Since a June ruling by the U.S. Supreme Court in which a majority of justices held that excluding same-sex couples from the right to marry was in violation of their constitutional right, same-sex marriage has been brought to the forefront, including on the local stage. The Platte County Recorders Office

confirmed this week for The Landmark that a handful of same-sex couples have applied for a marriage license in Platte County.

Mark Graber, PH.D, a guest speaker at Park University's Constitution Day event, said he is inclined to say that marriage equality is progress worth celebrating, but says the landmark ruling deserves merely one-and-a-half cheers.

According to Graber, there are several distinct reasons why Americans, specifically Progressives, should give pause following the notable 5-4 vote.
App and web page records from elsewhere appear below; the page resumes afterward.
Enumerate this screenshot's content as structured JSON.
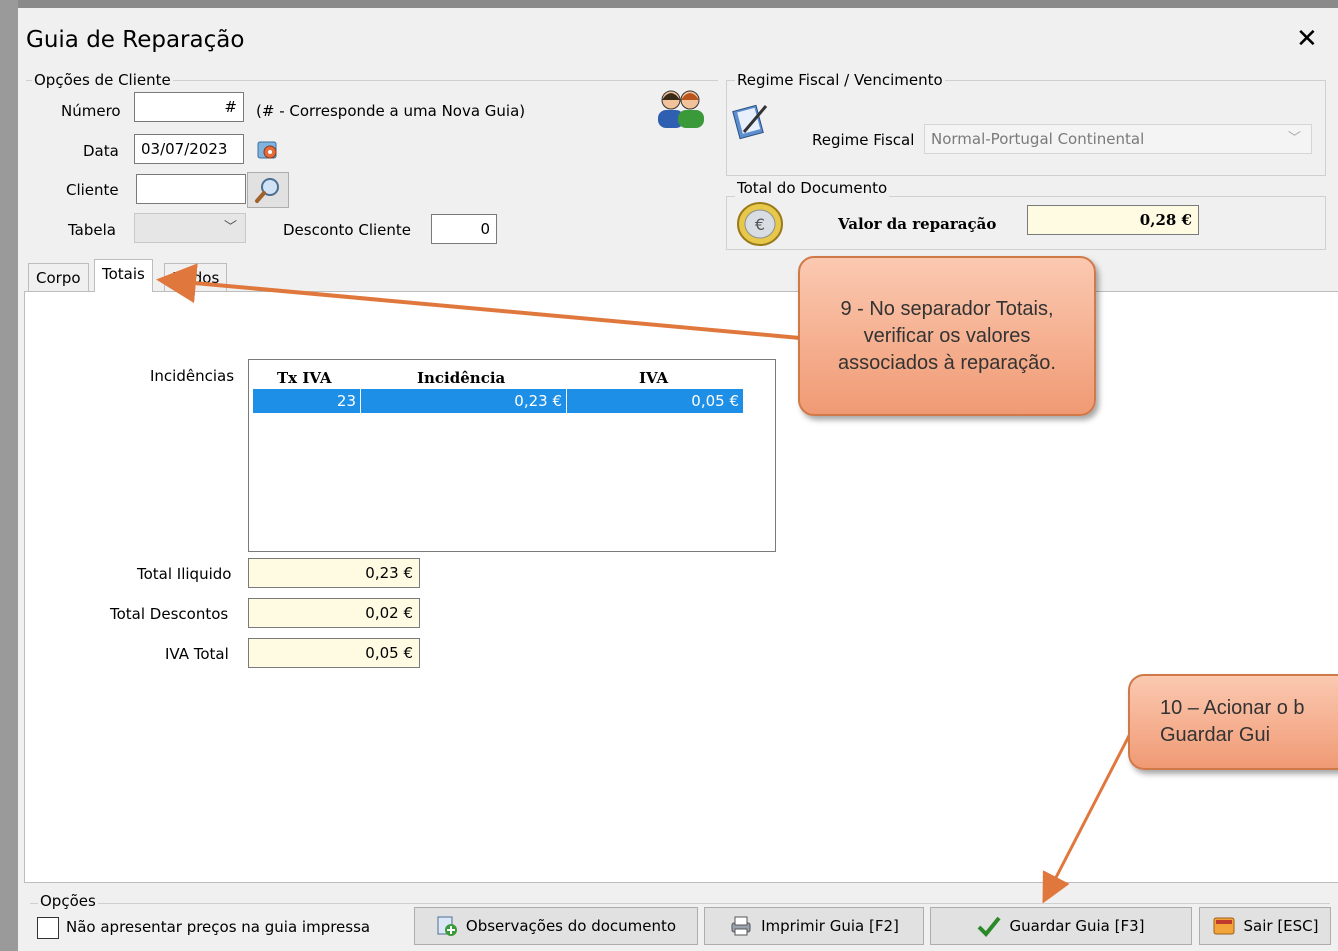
{
  "window": {
    "title": "Guia de Reparação"
  },
  "cliente": {
    "legend": "Opções de Cliente",
    "numero_label": "Número",
    "numero_value": "#",
    "numero_hint": "(# - Corresponde a uma Nova Guia)",
    "data_label": "Data",
    "data_value": "03/07/2023",
    "cliente_label": "Cliente",
    "cliente_value": "",
    "tabela_label": "Tabela",
    "tabela_value": "",
    "desconto_label": "Desconto Cliente",
    "desconto_value": "0"
  },
  "fiscal": {
    "legend": "Regime Fiscal / Vencimento",
    "regime_label": "Regime Fiscal",
    "regime_value": "Normal-Portugal Continental"
  },
  "total_doc": {
    "legend": "Total do Documento",
    "valor_label": "Valor da reparação",
    "valor_value": "0,28 €"
  },
  "tabs": [
    {
      "label": "Corpo",
      "active": false
    },
    {
      "label": "Totais",
      "active": true
    },
    {
      "label": "Dados",
      "active": false
    }
  ],
  "totais": {
    "incidencias_label": "Incidências",
    "columns": [
      "Tx IVA",
      "Incidência",
      "IVA"
    ],
    "rows": [
      {
        "tx": "23",
        "incidencia": "0,23 €",
        "iva": "0,05 €"
      }
    ],
    "total_iliquido_label": "Total Iliquido",
    "total_iliquido_value": "0,23 €",
    "total_descontos_label": "Total Descontos",
    "total_descontos_value": "0,02 €",
    "iva_total_label": "IVA Total",
    "iva_total_value": "0,05 €"
  },
  "callouts": {
    "c9": "9 - No separador Totais, verificar os valores associados à reparação.",
    "c10": "10 – Acionar o b Guardar Gui"
  },
  "opcoes": {
    "legend": "Opções",
    "checkbox_label": "Não apresentar preços na guia impressa",
    "checkbox_checked": false,
    "obs_btn": "Observações do documento",
    "imprimir_btn": "Imprimir Guia [F2]",
    "guardar_btn": "Guardar Guia [F3]",
    "sair_btn": "Sair [ESC]"
  },
  "colors": {
    "selection": "#1e8fe6",
    "callout": "#f4a682",
    "arrow": "#e0783e",
    "total_field": "#fffbe3"
  }
}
During 1875 to 1967, he says Congress acted in its capacity to empower the Supreme Court with the authority it has today to interpret law. He says the Supreme Court uses its power in a very interesting way.

Over the past four decades, the rulings handed down by the nine justices on the Supreme Court increasingly represent the interests of the elite, rather than the interest of less fortunate Americans, said Graber. He also argues that the beliefs between these classes are increasingly becoming measurably different.

During 1930 to 1968, there was very little to no difference between the Democrats and Republicans on many hot button issues, including birth control and gun rights, argued Graber.

But on nearly every issue today, Graber said “Democrats are liberals, Republicans are conservatives.”

“Over and over again, the most liberal Republican in Congress is more conservative than the most conservative Democrat in Congress,” he said.

In the late 19th century, Graber said it was commonplace to believe that the courts should to be the voice of the constitution. “Now, we have two ideological parties that believe they are the best voice of the constitution. The gridlock from the opposing side prevents either side from taking the power back or changing the constitutional order,” he said.

In conjunction with the gridlock, he says “the wrong side” comes out ahead. Graber said the court is listening to the “most powerful people.”

He also argued that legal elites in different parties agree with each other more often than they agree with non-lawyers of their own parties.

“It has become part of politics, whether progressive or conservative, where affluent Americans can go out there alone and achieve their goals through the Supreme Court, while those less fortunate must go through ordinary politics without the support of people who would ordinarily be their coalition in politics.”

To change this occurrence, he suggested the poor, people of color, and laborers become a united coalition to become a stronger voice.

“Unlike the 19th Century, we have a permanent divided government. Neither party has gained the control over the national government that enables them to operate the constitution as they see fit. So one result is we have all the institutions of the 20th Century without the politics that make those institutions make sense.”

Another reason Progressives should “temper their enthusiasm” following the ruling of Obergefell v. Hodges, said Graber is the sheer random nature of the Supreme Court.

Graber said law handed down in Supreme Court's rulings is quite random and could have easily turned out another way given a variety of variables. A medical condition that requires a liberal justice to leave the bench while a conservative president is in office and the unpredictability of an election are examples of how random acts significantly impact the Supreme Court and rule of law.

“We can come up with all sorts of reasons why randomness isn't good,” he said.